(THE PROBLEM) Each line that contains the word "time" is to be copied from the records below.

(DATA FOR THE TASK)
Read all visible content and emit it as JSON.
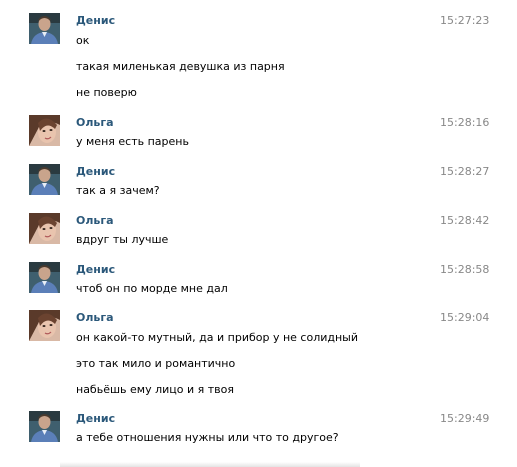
{
  "colors": {
    "author": "#2b587a",
    "time": "#888888",
    "text": "#000000",
    "background": "#ffffff"
  },
  "groups": [
    {
      "author": "Денис",
      "avatar": "male-user-avatar",
      "time": "15:27:23",
      "messages": [
        "ок",
        "такая миленькая девушка из парня",
        "не поверю"
      ]
    },
    {
      "author": "Ольга",
      "avatar": "female-user-avatar",
      "time": "15:28:16",
      "messages": [
        "у меня есть парень"
      ]
    },
    {
      "author": "Денис",
      "avatar": "male-user-avatar",
      "time": "15:28:27",
      "messages": [
        "так а я зачем?"
      ]
    },
    {
      "author": "Ольга",
      "avatar": "female-user-avatar",
      "time": "15:28:42",
      "messages": [
        "вдруг ты лучше"
      ]
    },
    {
      "author": "Денис",
      "avatar": "male-user-avatar",
      "time": "15:28:58",
      "messages": [
        "чтоб он по морде мне дал"
      ]
    },
    {
      "author": "Ольга",
      "avatar": "female-user-avatar",
      "time": "15:29:04",
      "messages": [
        "он какой-то мутный, да и прибор у не солидный",
        "это так мило и романтично",
        "набьёшь ему лицо и я твоя"
      ]
    },
    {
      "author": "Денис",
      "avatar": "male-user-avatar",
      "time": "15:29:49",
      "messages": [
        "а тебе отношения нужны или что то другое?"
      ]
    }
  ]
}
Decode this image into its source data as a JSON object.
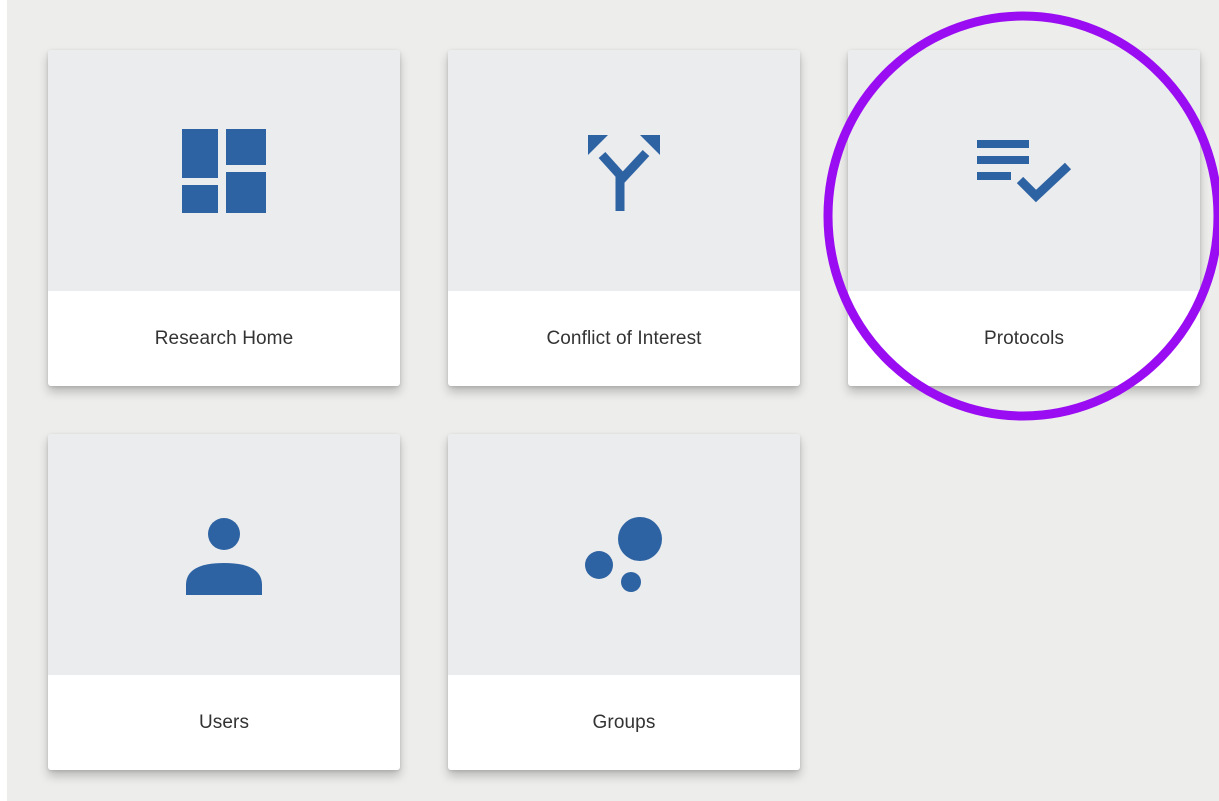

(REPLY)
    "time": "#888888",
      "time": "15:27:23",
      "time": "15:28:16",
      "time": "15:28:27",
      "time": "15:28:42",
      "time": "15:28:58",
      "time": "15:29:04",
      "time": "15:29:49",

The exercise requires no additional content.